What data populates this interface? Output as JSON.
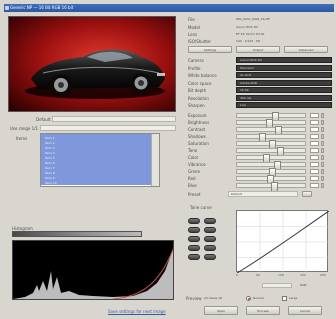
{
  "window": {
    "title": "Generic NP — 16 Bit RGB 16 bit"
  },
  "left": {
    "profile_label": "Default",
    "range_label": "Use range 1/1",
    "list_label": "Items",
    "list_items": [
      "Item 1",
      "Item 2",
      "Item 3",
      "Item 4",
      "Item 5",
      "Item 6",
      "Item 7",
      "Item 8",
      "Item 9",
      "Item 10"
    ],
    "histogram_label": "Histogram"
  },
  "info": {
    "rows": [
      {
        "label": "File",
        "value": "IMG_0001_RAW_16.tiff"
      },
      {
        "label": "Model",
        "value": "Canon EOS 5D"
      },
      {
        "label": "Lens",
        "value": "EF 24-70mm f/2.8L"
      },
      {
        "label": "ISO/Shutter",
        "value": "100 · 1/125 · f/8"
      }
    ],
    "tabs": [
      "Settings",
      "Output",
      "Advanced"
    ]
  },
  "settings": {
    "rows": [
      {
        "label": "Camera",
        "value": "Canon EOS 5D"
      },
      {
        "label": "Profile",
        "value": "Standard"
      },
      {
        "label": "White balance",
        "value": "As shot"
      },
      {
        "label": "Color space",
        "value": "Adobe RGB"
      },
      {
        "label": "Bit depth",
        "value": "16 bit"
      },
      {
        "label": "Resolution",
        "value": "300 dpi"
      },
      {
        "label": "Sharpen",
        "value": "Low"
      }
    ]
  },
  "adjust": {
    "rows": [
      {
        "label": "Exposure",
        "value": 0.55
      },
      {
        "label": "Brightness",
        "value": 0.45
      },
      {
        "label": "Contrast",
        "value": 0.6
      },
      {
        "label": "Shadows",
        "value": 0.35
      },
      {
        "label": "Saturation",
        "value": 0.5
      },
      {
        "label": "Tone",
        "value": 0.62
      },
      {
        "label": "Color",
        "value": 0.4
      },
      {
        "label": "Vibrance",
        "value": 0.58
      },
      {
        "label": "Green",
        "value": 0.5
      },
      {
        "label": "Red",
        "value": 0.47
      },
      {
        "label": "Blue",
        "value": 0.53
      }
    ],
    "preset_label": "Preset",
    "preset_value": "Default"
  },
  "curve": {
    "label": "Tone curve",
    "x_ticks": [
      "0",
      "64",
      "128",
      "192",
      "255"
    ],
    "right_label": "RGB"
  },
  "bottom": {
    "mode_label": "Preview",
    "mode_value": "All Views 16",
    "radio_a": "Normal",
    "radio_b": "Large",
    "footer_link": "Save settings for next image",
    "buttons": [
      "Open",
      "Process",
      "Cancel"
    ]
  },
  "colors": {
    "accent": "#2e56a0",
    "dark_field": "#3c3c3c"
  }
}
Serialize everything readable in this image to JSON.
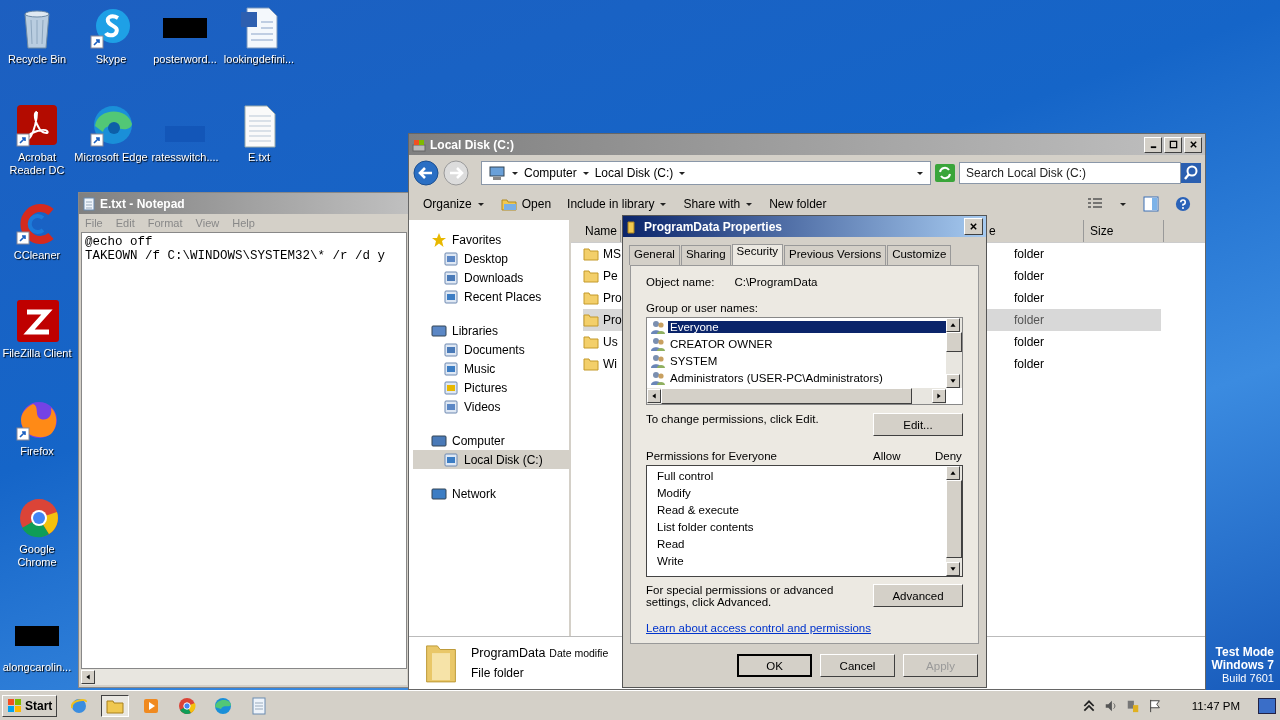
{
  "desktop_icons": [
    {
      "label": "Recycle Bin",
      "shortcut": false
    },
    {
      "label": "Skype",
      "shortcut": true
    },
    {
      "label": "posterword...",
      "shortcut": false
    },
    {
      "label": "lookingdefini...",
      "shortcut": false
    },
    {
      "label": "Acrobat Reader DC",
      "shortcut": true
    },
    {
      "label": "Microsoft Edge",
      "shortcut": true
    },
    {
      "label": "ratesswitch....",
      "shortcut": false
    },
    {
      "label": "E.txt",
      "shortcut": false
    },
    {
      "label": "CCleaner",
      "shortcut": true
    },
    {
      "label": "FileZilla Client",
      "shortcut": false
    },
    {
      "label": "Firefox",
      "shortcut": true
    },
    {
      "label": "Google Chrome",
      "shortcut": false
    },
    {
      "label": "alongcarolin...",
      "shortcut": false
    }
  ],
  "notepad": {
    "title": "E.txt - Notepad",
    "menu": [
      "File",
      "Edit",
      "Format",
      "View",
      "Help"
    ],
    "lines": [
      "@echo off",
      "TAKEOWN /f C:\\WINDOWS\\SYSTEM32\\* /r /d y"
    ]
  },
  "explorer": {
    "title": "Local Disk (C:)",
    "breadcrumb": [
      "Computer",
      "Local Disk (C:)"
    ],
    "search": {
      "placeholder": "Search Local Disk (C:)"
    },
    "toolbar": [
      {
        "label": "Organize",
        "kind": "dropdown"
      },
      {
        "label": "Open",
        "kind": "icon"
      },
      {
        "label": "Include in library",
        "kind": "dropdown"
      },
      {
        "label": "Share with",
        "kind": "dropdown"
      },
      {
        "label": "New folder",
        "kind": "plain"
      }
    ],
    "nav": [
      {
        "label": "Favorites",
        "children": [
          {
            "label": "Desktop",
            "selected": false
          },
          {
            "label": "Downloads",
            "selected": false
          },
          {
            "label": "Recent Places",
            "selected": false
          }
        ]
      },
      {
        "label": "Libraries",
        "children": [
          {
            "label": "Documents",
            "selected": false
          },
          {
            "label": "Music",
            "selected": false
          },
          {
            "label": "Pictures",
            "selected": false
          },
          {
            "label": "Videos",
            "selected": false
          }
        ]
      },
      {
        "label": "Computer",
        "children": [
          {
            "label": "Local Disk (C:)",
            "selected": true
          }
        ]
      },
      {
        "label": "Network"
      }
    ],
    "columns": [
      "Name",
      "e",
      "Size"
    ],
    "rows": [
      {
        "name": "MS",
        "type": "folder",
        "selected": false
      },
      {
        "name": "Pe",
        "type": "folder",
        "selected": false
      },
      {
        "name": "Pro",
        "type": "folder",
        "selected": false
      },
      {
        "name": "Pro",
        "type": "folder",
        "selected": true
      },
      {
        "name": "Us",
        "type": "folder",
        "selected": false
      },
      {
        "name": "Wi",
        "type": "folder",
        "selected": false
      }
    ],
    "details": {
      "name": "ProgramData",
      "date_label": "Date modifie",
      "type": "File folder"
    }
  },
  "dialog": {
    "title": "ProgramData Properties",
    "tabs": [
      {
        "label": "General",
        "selected": false
      },
      {
        "label": "Sharing",
        "selected": false
      },
      {
        "label": "Security",
        "selected": true
      },
      {
        "label": "Previous Versions",
        "selected": false
      },
      {
        "label": "Customize",
        "selected": false
      }
    ],
    "object_label": "Object name:",
    "object_value": "C:\\ProgramData",
    "group_label": "Group or user names:",
    "users": [
      {
        "label": "Everyone",
        "selected": true
      },
      {
        "label": "CREATOR OWNER",
        "selected": false
      },
      {
        "label": "SYSTEM",
        "selected": false
      },
      {
        "label": "Administrators (USER-PC\\Administrators)",
        "selected": false
      }
    ],
    "change_text": "To change permissions, click Edit.",
    "edit_button": "Edit...",
    "permissions_label": "Permissions for Everyone",
    "allow": "Allow",
    "deny": "Deny",
    "permissions": [
      "Full control",
      "Modify",
      "Read & execute",
      "List folder contents",
      "Read",
      "Write"
    ],
    "advanced_text": "For special permissions or advanced settings, click Advanced.",
    "advanced_button": "Advanced",
    "link": "Learn about access control and permissions",
    "buttons": [
      {
        "label": "OK",
        "disabled": false
      },
      {
        "label": "Cancel",
        "disabled": false
      },
      {
        "label": "Apply",
        "disabled": true
      }
    ]
  },
  "taskbar": {
    "start": "Start",
    "items": [
      {
        "selected": false
      },
      {
        "selected": true
      },
      {
        "selected": false
      },
      {
        "selected": false
      },
      {
        "selected": false
      },
      {
        "selected": false
      }
    ],
    "time": "11:47 PM"
  },
  "watermark_os": [
    "Test Mode",
    "Windows 7",
    "Build 7601"
  ]
}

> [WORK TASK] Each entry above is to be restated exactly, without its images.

> [EXERCISE SOLUTION]
What data populates this interface? Output as JSON.
{
  "window": {
    "title": "Generic NP — 16 Bit RGB 16 bit"
  },
  "left": {
    "profile_label": "Default",
    "range_label": "Use range 1/1",
    "list_label": "Items",
    "list_items": [
      "Item 1",
      "Item 2",
      "Item 3",
      "Item 4",
      "Item 5",
      "Item 6",
      "Item 7",
      "Item 8",
      "Item 9",
      "Item 10"
    ],
    "histogram_label": "Histogram"
  },
  "info": {
    "rows": [
      {
        "label": "File",
        "value": "IMG_0001_RAW_16.tiff"
      },
      {
        "label": "Model",
        "value": "Canon EOS 5D"
      },
      {
        "label": "Lens",
        "value": "EF 24-70mm f/2.8L"
      },
      {
        "label": "ISO/Shutter",
        "value": "100 · 1/125 · f/8"
      }
    ],
    "tabs": [
      "Settings",
      "Output",
      "Advanced"
    ]
  },
  "settings": {
    "rows": [
      {
        "label": "Camera",
        "value": "Canon EOS 5D"
      },
      {
        "label": "Profile",
        "value": "Standard"
      },
      {
        "label": "White balance",
        "value": "As shot"
      },
      {
        "label": "Color space",
        "value": "Adobe RGB"
      },
      {
        "label": "Bit depth",
        "value": "16 bit"
      },
      {
        "label": "Resolution",
        "value": "300 dpi"
      },
      {
        "label": "Sharpen",
        "value": "Low"
      }
    ]
  },
  "adjust": {
    "rows": [
      {
        "label": "Exposure",
        "value": 0.55
      },
      {
        "label": "Brightness",
        "value": 0.45
      },
      {
        "label": "Contrast",
        "value": 0.6
      },
      {
        "label": "Shadows",
        "value": 0.35
      },
      {
        "label": "Saturation",
        "value": 0.5
      },
      {
        "label": "Tone",
        "value": 0.62
      },
      {
        "label": "Color",
        "value": 0.4
      },
      {
        "label": "Vibrance",
        "value": 0.58
      },
      {
        "label": "Green",
        "value": 0.5
      },
      {
        "label": "Red",
        "value": 0.47
      },
      {
        "label": "Blue",
        "value": 0.53
      }
    ],
    "preset_label": "Preset",
    "preset_value": "Default"
  },
  "curve": {
    "label": "Tone curve",
    "x_ticks": [
      "0",
      "64",
      "128",
      "192",
      "255"
    ],
    "right_label": "RGB"
  },
  "bottom": {
    "mode_label": "Preview",
    "mode_value": "All Views 16",
    "radio_a": "Normal",
    "radio_b": "Large",
    "footer_link": "Save settings for next image",
    "buttons": [
      "Open",
      "Process",
      "Cancel"
    ]
  },
  "colors": {
    "accent": "#2e56a0",
    "dark_field": "#3c3c3c"
  }
}
Serialize everything readable in this image to JSON.
{
  "desktop_icons": [
    {
      "label": "Recycle Bin",
      "shortcut": false
    },
    {
      "label": "Skype",
      "shortcut": true
    },
    {
      "label": "posterword...",
      "shortcut": false
    },
    {
      "label": "lookingdefini...",
      "shortcut": false
    },
    {
      "label": "Acrobat Reader DC",
      "shortcut": true
    },
    {
      "label": "Microsoft Edge",
      "shortcut": true
    },
    {
      "label": "ratesswitch....",
      "shortcut": false
    },
    {
      "label": "E.txt",
      "shortcut": false
    },
    {
      "label": "CCleaner",
      "shortcut": true
    },
    {
      "label": "FileZilla Client",
      "shortcut": false
    },
    {
      "label": "Firefox",
      "shortcut": true
    },
    {
      "label": "Google Chrome",
      "shortcut": false
    },
    {
      "label": "alongcarolin...",
      "shortcut": false
    }
  ],
  "notepad": {
    "title": "E.txt - Notepad",
    "menu": [
      "File",
      "Edit",
      "Format",
      "View",
      "Help"
    ],
    "lines": [
      "@echo off",
      "TAKEOWN /f C:\\WINDOWS\\SYSTEM32\\* /r /d y"
    ]
  },
  "explorer": {
    "title": "Local Disk (C:)",
    "breadcrumb": [
      "Computer",
      "Local Disk (C:)"
    ],
    "search": {
      "placeholder": "Search Local Disk (C:)"
    },
    "toolbar": [
      {
        "label": "Organize",
        "kind": "dropdown"
      },
      {
        "label": "Open",
        "kind": "icon"
      },
      {
        "label": "Include in library",
        "kind": "dropdown"
      },
      {
        "label": "Share with",
        "kind": "dropdown"
      },
      {
        "label": "New folder",
        "kind": "plain"
      }
    ],
    "nav": [
      {
        "label": "Favorites",
        "children": [
          {
            "label": "Desktop",
            "selected": false
          },
          {
            "label": "Downloads",
            "selected": false
          },
          {
            "label": "Recent Places",
            "selected": false
          }
        ]
      },
      {
        "label": "Libraries",
        "children": [
          {
            "label": "Documents",
            "selected": false
          },
          {
            "label": "Music",
            "selected": false
          },
          {
            "label": "Pictures",
            "selected": false
          },
          {
            "label": "Videos",
            "selected": false
          }
        ]
      },
      {
        "label": "Computer",
        "children": [
          {
            "label": "Local Disk (C:)",
            "selected": true
          }
        ]
      },
      {
        "label": "Network"
      }
    ],
    "columns": [
      "Name",
      "e",
      "Size"
    ],
    "rows": [
      {
        "name": "MS",
        "type": "folder",
        "selected": false
      },
      {
        "name": "Pe",
        "type": "folder",
        "selected": false
      },
      {
        "name": "Pro",
        "type": "folder",
        "selected": false
      },
      {
        "name": "Pro",
        "type": "folder",
        "selected": true
      },
      {
        "name": "Us",
        "type": "folder",
        "selected": false
      },
      {
        "name": "Wi",
        "type": "folder",
        "selected": false
      }
    ],
    "details": {
      "name": "ProgramData",
      "date_label": "Date modifie",
      "type": "File folder"
    }
  },
  "dialog": {
    "title": "ProgramData Properties",
    "tabs": [
      {
        "label": "General",
        "selected": false
      },
      {
        "label": "Sharing",
        "selected": false
      },
      {
        "label": "Security",
        "selected": true
      },
      {
        "label": "Previous Versions",
        "selected": false
      },
      {
        "label": "Customize",
        "selected": false
      }
    ],
    "object_label": "Object name:",
    "object_value": "C:\\ProgramData",
    "group_label": "Group or user names:",
    "users": [
      {
        "label": "Everyone",
        "selected": true
      },
      {
        "label": "CREATOR OWNER",
        "selected": false
      },
      {
        "label": "SYSTEM",
        "selected": false
      },
      {
        "label": "Administrators (USER-PC\\Administrators)",
        "selected": false
      }
    ],
    "change_text": "To change permissions, click Edit.",
    "edit_button": "Edit...",
    "permissions_label": "Permissions for Everyone",
    "allow": "Allow",
    "deny": "Deny",
    "permissions": [
      "Full control",
      "Modify",
      "Read & execute",
      "List folder contents",
      "Read",
      "Write"
    ],
    "advanced_text": "For special permissions or advanced settings, click Advanced.",
    "advanced_button": "Advanced",
    "link": "Learn about access control and permissions",
    "buttons": [
      {
        "label": "OK",
        "disabled": false
      },
      {
        "label": "Cancel",
        "disabled": false
      },
      {
        "label": "Apply",
        "disabled": true
      }
    ]
  },
  "taskbar": {
    "start": "Start",
    "items": [
      {
        "selected": false
      },
      {
        "selected": true
      },
      {
        "selected": false
      },
      {
        "selected": false
      },
      {
        "selected": false
      },
      {
        "selected": false
      }
    ],
    "time": "11:47 PM"
  },
  "watermark_os": [
    "Test Mode",
    "Windows 7",
    "Build 7601"
  ]
}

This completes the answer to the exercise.